[Problem to solve] Go line by line through the records below. Copy whichever lines contain the string "zoom".

[Record excerpts]
[Start of Attachment]
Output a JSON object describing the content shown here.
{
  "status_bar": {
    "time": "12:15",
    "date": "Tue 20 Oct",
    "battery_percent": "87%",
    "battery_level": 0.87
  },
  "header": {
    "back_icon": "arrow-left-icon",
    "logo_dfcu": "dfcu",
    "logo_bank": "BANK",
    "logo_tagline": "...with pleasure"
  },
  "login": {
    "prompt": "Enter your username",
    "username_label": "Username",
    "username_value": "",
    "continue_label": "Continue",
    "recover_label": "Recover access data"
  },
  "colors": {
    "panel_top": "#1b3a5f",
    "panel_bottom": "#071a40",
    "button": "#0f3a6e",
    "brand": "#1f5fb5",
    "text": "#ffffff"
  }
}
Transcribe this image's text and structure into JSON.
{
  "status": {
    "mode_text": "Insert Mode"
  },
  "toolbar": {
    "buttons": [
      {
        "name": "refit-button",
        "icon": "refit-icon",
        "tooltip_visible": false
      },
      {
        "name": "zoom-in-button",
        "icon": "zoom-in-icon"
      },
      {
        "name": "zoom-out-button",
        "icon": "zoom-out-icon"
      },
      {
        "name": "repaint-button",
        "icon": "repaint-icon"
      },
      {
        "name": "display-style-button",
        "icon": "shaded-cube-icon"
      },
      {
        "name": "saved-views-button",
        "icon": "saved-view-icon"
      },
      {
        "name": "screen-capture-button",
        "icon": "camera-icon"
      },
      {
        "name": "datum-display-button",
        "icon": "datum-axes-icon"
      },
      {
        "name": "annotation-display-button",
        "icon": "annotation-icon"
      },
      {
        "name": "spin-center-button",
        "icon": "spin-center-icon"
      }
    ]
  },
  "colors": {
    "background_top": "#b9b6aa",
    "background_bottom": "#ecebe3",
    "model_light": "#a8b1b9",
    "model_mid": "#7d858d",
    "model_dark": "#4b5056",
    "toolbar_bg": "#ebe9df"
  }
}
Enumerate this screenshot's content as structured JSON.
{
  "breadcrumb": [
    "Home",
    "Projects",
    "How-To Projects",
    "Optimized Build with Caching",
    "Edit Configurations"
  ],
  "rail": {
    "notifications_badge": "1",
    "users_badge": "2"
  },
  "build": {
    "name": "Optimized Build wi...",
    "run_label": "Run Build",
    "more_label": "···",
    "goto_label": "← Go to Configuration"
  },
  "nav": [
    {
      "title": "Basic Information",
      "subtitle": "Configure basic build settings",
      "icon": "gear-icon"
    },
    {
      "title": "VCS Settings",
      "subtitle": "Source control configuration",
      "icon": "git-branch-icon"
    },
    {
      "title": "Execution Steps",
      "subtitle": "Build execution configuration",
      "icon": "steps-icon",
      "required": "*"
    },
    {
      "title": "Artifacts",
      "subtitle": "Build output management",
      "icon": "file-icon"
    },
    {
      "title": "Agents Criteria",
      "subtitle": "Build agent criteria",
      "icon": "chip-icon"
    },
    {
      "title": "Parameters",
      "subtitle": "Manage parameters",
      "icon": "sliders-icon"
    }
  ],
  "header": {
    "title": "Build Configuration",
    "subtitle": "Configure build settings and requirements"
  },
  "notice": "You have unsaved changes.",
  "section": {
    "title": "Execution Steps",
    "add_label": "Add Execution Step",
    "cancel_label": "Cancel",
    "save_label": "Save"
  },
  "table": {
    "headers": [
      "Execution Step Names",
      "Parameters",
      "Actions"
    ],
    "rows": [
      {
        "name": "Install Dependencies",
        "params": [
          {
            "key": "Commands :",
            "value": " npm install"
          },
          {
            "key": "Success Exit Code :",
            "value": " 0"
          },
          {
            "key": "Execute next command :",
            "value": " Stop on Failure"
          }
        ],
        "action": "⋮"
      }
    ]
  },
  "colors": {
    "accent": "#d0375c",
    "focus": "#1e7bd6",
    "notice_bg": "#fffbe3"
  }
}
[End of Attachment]
[Answer for the task]
        "name": "zoom-in-button",
        "icon": "zoom-in-icon"
        "name": "zoom-out-button",
        "icon": "zoom-out-icon"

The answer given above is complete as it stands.